Dataset rows for apps and sites:
********

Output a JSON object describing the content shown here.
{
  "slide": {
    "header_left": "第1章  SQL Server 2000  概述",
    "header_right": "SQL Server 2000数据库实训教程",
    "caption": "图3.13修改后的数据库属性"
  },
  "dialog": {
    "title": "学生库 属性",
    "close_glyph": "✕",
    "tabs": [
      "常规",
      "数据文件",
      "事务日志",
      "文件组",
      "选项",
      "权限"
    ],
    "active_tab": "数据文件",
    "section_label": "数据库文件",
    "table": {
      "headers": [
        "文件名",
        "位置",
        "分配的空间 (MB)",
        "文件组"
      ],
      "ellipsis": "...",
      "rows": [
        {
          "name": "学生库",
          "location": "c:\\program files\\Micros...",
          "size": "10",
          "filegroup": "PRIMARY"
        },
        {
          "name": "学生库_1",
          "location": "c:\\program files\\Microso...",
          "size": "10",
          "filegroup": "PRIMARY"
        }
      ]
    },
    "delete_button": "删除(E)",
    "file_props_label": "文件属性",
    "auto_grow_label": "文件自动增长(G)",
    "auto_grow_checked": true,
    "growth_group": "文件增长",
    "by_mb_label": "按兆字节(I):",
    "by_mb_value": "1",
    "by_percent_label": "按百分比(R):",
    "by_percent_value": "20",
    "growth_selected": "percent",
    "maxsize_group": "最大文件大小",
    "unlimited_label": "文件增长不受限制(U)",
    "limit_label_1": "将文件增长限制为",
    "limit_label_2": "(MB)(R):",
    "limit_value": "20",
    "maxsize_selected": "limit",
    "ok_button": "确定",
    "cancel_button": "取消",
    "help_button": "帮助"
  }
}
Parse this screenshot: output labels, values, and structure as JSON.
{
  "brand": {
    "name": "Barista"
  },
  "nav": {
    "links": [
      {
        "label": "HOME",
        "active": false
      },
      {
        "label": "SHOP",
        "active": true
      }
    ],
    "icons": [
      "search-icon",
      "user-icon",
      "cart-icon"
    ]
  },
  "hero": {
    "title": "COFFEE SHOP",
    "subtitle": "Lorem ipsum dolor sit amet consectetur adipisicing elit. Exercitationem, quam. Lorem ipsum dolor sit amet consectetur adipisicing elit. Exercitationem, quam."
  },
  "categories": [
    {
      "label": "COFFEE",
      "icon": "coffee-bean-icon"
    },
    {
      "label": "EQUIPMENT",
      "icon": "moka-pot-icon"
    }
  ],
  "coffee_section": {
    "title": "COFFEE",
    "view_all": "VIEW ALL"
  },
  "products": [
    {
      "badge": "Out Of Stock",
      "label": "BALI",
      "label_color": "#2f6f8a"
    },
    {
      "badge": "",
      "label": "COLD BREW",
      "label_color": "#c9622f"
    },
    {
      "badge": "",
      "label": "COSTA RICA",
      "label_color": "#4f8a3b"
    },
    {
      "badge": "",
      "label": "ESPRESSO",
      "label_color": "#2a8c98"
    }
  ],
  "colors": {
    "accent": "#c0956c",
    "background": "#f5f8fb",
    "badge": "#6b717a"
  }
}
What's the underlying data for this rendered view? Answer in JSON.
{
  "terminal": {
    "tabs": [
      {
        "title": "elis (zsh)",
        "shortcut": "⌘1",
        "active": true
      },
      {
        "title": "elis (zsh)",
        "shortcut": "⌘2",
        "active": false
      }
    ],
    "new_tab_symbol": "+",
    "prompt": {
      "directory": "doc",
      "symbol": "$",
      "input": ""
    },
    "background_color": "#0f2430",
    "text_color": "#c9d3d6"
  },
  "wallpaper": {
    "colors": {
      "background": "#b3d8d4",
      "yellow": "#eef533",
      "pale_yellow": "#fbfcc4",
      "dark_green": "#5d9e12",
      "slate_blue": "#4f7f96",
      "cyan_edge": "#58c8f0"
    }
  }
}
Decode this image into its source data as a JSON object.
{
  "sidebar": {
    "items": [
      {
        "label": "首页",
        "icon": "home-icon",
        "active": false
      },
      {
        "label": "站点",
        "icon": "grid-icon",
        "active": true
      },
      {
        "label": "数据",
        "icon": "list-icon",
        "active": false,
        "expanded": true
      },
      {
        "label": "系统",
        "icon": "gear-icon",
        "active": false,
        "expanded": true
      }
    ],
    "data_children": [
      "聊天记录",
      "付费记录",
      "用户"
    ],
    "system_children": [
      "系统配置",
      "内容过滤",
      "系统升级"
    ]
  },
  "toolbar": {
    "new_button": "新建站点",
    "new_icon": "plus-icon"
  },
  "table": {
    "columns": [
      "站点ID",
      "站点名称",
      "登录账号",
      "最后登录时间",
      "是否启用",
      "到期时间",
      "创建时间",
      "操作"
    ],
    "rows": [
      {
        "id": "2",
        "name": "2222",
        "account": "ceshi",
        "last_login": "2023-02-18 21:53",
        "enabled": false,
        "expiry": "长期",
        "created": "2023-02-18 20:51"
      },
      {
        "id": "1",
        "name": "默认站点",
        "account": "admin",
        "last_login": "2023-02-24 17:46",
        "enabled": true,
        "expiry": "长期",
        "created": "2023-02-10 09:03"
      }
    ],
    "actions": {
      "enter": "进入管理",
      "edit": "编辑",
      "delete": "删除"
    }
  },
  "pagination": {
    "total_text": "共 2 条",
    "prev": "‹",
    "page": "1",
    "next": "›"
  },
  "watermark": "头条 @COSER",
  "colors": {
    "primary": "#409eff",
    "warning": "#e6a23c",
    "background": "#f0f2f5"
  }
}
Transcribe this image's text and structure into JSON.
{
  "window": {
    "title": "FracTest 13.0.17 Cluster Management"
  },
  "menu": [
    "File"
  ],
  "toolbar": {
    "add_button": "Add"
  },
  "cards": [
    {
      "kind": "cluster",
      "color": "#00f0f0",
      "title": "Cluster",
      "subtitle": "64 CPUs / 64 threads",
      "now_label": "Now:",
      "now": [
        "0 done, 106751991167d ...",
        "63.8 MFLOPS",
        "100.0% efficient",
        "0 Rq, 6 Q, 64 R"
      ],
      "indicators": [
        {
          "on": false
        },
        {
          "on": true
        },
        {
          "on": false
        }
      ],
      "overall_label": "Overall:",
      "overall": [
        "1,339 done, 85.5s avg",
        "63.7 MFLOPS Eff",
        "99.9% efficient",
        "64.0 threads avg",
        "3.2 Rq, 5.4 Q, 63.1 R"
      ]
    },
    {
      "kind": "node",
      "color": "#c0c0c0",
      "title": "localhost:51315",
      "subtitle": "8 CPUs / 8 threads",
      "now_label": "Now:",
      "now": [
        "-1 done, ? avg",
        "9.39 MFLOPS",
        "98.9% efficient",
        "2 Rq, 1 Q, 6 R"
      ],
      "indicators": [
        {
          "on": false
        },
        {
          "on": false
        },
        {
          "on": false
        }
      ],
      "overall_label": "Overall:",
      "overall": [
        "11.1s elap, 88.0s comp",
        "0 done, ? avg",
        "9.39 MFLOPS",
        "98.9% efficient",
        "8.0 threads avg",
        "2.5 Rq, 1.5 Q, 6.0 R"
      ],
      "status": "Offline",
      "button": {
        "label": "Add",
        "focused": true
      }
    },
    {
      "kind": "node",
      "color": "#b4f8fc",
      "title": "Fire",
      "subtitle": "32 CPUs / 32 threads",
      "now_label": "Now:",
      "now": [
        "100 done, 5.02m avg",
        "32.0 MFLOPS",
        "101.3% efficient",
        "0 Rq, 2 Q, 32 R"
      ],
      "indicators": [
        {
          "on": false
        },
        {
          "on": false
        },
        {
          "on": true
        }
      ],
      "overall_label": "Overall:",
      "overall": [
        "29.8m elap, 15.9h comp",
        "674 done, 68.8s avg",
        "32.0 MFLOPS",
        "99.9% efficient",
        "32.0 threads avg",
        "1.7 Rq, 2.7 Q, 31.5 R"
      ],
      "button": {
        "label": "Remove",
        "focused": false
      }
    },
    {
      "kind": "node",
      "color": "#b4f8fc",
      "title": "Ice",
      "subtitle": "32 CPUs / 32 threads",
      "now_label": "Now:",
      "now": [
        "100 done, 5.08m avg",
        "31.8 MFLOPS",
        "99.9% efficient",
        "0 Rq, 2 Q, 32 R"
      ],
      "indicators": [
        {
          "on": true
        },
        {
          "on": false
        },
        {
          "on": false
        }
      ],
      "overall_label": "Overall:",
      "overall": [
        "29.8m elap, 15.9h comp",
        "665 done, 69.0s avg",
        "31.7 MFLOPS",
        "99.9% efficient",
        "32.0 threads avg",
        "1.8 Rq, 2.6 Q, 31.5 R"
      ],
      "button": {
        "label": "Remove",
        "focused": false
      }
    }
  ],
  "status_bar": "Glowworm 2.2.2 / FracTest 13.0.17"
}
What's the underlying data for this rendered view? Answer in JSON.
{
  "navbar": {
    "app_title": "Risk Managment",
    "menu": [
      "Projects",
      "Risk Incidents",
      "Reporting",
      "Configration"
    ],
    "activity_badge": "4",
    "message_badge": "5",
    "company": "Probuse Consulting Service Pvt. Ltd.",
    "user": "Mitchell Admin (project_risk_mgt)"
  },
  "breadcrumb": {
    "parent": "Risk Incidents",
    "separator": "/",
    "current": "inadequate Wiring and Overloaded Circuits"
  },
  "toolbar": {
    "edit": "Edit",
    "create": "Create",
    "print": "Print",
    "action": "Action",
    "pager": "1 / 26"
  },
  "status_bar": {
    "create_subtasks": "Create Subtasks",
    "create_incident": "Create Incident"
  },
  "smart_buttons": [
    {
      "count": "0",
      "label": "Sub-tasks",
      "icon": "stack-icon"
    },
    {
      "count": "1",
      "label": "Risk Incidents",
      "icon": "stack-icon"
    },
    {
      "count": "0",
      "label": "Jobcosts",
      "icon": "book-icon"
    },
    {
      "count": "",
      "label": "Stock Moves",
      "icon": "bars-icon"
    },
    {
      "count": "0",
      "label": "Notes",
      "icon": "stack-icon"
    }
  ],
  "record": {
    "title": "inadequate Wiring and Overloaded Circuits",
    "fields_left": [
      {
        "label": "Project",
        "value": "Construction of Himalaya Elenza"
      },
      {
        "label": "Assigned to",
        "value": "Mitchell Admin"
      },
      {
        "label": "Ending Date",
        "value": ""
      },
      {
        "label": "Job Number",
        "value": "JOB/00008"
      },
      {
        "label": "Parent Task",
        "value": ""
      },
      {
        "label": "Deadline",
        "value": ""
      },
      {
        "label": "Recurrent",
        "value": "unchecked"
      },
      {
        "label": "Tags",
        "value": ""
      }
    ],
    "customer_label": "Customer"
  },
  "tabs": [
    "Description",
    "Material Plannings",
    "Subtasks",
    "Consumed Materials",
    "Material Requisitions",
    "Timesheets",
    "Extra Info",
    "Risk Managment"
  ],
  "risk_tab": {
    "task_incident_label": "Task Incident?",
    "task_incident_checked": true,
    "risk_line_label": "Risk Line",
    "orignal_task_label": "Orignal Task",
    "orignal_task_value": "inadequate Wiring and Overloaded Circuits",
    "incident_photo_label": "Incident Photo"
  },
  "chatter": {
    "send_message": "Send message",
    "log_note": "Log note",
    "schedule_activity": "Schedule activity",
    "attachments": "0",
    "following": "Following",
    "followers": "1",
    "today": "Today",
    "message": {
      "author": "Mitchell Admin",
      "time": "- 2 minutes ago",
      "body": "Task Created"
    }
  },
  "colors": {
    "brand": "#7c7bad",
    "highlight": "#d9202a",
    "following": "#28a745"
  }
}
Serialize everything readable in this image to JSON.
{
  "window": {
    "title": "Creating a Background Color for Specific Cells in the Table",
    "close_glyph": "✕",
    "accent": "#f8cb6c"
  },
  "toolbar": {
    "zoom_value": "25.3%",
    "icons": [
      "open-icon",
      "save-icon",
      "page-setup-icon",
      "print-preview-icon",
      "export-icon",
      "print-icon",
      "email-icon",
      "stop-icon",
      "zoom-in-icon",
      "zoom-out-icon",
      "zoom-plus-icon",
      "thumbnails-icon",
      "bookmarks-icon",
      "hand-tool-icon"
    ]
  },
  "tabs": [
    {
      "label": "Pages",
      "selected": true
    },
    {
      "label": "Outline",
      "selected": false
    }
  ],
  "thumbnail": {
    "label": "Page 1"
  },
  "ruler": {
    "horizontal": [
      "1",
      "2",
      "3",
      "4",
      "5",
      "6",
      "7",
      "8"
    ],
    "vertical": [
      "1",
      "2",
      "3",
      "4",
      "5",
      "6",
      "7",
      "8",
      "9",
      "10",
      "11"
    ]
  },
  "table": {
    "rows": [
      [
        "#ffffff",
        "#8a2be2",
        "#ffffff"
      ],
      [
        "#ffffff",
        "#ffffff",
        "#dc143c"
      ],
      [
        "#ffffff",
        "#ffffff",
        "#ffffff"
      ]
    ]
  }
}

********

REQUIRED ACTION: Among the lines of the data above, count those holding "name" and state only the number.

REPLY TO THE EXERCISE: 5